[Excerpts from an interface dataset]

╭──

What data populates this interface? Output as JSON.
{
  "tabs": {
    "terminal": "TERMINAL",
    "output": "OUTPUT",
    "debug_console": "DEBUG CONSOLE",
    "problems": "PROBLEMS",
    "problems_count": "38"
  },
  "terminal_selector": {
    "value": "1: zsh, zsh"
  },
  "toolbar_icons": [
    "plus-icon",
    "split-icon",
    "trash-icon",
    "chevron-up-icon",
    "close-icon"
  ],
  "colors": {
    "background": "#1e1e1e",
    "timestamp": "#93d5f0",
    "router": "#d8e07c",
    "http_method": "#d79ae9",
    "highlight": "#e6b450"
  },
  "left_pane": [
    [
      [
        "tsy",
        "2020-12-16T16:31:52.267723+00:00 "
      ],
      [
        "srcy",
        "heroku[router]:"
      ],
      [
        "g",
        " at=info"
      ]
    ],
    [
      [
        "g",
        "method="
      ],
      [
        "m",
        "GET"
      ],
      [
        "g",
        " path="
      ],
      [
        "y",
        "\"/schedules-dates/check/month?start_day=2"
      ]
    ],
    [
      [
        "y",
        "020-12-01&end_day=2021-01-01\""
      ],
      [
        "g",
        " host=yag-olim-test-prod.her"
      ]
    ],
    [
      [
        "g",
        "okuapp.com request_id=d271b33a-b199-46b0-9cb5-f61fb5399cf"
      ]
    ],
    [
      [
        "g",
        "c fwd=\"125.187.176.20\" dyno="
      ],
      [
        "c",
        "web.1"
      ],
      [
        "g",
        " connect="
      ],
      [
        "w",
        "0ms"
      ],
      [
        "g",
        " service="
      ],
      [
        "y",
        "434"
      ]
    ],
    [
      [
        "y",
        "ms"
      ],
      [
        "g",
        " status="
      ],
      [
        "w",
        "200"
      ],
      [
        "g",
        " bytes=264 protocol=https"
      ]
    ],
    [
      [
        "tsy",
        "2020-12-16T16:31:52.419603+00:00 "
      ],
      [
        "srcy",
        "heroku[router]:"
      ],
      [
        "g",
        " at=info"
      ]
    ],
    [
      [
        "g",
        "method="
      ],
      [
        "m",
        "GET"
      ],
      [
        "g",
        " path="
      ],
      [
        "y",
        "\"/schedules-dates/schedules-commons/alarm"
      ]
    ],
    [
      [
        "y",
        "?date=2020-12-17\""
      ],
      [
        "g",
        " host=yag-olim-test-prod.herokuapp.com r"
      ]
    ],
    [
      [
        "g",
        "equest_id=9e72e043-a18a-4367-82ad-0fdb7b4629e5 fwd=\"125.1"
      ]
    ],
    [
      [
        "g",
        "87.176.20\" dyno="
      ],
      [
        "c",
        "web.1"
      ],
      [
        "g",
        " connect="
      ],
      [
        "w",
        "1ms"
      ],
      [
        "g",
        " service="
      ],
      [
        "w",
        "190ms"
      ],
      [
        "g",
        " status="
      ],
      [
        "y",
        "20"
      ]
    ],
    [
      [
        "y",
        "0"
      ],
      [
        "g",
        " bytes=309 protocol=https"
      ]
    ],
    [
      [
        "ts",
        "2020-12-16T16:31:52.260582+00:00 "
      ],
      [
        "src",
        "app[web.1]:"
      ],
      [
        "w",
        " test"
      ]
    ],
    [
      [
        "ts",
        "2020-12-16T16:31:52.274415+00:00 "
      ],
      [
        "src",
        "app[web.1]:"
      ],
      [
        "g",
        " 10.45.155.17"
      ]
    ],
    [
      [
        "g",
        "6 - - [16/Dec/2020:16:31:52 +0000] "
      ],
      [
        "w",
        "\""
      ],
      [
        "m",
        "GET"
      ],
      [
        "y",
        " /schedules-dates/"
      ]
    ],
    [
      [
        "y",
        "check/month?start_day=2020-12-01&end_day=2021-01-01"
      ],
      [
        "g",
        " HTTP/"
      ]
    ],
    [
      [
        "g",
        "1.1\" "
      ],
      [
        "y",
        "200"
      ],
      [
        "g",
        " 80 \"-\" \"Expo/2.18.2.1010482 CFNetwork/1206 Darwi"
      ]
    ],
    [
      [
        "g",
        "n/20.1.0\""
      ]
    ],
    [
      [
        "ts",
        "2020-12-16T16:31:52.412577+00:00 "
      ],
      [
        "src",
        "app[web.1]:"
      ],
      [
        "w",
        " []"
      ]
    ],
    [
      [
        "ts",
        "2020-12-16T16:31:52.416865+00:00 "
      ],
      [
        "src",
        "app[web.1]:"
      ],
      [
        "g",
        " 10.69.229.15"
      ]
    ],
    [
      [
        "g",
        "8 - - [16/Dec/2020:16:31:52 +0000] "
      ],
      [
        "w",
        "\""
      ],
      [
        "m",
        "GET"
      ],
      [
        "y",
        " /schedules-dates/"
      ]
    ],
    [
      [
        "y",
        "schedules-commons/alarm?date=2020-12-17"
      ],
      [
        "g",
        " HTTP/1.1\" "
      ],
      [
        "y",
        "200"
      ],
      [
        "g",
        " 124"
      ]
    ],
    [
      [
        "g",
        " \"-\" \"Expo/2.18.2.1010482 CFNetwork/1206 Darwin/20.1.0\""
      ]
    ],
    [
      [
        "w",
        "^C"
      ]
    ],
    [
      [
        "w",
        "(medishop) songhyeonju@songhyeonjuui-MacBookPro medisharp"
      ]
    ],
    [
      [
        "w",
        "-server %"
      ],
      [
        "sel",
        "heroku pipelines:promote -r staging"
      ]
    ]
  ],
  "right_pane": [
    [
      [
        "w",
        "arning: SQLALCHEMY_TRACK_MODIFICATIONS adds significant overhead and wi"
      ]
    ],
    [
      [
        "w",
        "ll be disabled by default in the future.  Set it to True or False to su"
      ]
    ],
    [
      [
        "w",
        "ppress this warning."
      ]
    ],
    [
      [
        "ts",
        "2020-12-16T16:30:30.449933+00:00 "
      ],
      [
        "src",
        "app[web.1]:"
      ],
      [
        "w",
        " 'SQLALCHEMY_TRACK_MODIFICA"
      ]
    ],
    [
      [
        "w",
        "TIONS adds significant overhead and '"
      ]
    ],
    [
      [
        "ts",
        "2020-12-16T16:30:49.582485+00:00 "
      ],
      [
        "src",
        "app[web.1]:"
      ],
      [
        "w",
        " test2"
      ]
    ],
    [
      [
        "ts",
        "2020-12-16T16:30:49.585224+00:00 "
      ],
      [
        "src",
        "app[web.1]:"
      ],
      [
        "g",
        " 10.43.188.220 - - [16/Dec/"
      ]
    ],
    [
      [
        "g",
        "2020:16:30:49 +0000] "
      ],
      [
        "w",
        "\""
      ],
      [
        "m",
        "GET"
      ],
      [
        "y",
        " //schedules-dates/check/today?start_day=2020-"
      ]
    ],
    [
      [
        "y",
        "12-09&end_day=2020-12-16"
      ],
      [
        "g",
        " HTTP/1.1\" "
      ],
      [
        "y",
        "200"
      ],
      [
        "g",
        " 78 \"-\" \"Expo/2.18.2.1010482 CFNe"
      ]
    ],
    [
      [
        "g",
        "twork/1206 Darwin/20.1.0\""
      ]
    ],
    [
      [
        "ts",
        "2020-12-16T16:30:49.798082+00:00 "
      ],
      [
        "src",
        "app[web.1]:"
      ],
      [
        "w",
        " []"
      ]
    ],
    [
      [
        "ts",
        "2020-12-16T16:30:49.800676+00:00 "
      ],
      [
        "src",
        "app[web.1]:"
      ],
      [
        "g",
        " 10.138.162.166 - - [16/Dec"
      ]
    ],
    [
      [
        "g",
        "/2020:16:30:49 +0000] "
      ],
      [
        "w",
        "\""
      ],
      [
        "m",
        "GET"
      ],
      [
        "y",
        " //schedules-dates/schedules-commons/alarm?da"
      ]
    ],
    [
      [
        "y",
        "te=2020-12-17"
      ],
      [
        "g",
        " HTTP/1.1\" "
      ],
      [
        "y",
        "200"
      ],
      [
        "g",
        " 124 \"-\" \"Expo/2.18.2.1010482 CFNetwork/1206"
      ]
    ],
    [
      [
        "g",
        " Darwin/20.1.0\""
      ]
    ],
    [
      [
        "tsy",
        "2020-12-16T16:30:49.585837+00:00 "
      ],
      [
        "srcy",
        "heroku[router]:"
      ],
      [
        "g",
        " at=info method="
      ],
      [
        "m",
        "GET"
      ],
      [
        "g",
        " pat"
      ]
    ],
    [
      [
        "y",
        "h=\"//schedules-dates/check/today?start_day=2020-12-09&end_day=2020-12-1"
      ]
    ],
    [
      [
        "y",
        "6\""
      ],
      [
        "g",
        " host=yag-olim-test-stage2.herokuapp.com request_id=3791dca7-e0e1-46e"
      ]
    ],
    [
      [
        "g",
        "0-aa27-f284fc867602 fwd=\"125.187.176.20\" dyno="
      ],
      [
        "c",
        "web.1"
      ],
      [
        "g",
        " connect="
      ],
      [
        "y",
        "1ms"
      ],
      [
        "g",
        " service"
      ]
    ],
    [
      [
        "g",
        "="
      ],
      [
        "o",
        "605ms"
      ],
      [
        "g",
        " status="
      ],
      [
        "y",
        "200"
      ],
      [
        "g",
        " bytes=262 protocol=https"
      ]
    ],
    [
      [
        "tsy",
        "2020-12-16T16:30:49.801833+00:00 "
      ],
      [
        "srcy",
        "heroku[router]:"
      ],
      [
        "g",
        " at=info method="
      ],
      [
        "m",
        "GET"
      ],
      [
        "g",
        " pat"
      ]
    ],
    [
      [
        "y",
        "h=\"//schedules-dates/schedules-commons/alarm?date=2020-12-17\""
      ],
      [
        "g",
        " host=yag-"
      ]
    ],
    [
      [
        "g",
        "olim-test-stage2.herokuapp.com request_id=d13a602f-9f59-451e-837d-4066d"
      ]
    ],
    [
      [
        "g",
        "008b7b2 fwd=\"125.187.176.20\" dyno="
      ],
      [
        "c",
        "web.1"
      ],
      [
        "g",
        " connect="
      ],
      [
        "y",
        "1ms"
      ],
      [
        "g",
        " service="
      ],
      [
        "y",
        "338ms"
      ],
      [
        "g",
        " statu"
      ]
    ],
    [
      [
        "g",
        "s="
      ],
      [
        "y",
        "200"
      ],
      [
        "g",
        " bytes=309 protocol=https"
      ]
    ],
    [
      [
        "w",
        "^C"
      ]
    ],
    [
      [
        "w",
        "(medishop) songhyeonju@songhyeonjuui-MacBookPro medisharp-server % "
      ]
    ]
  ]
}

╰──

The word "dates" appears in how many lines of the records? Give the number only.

8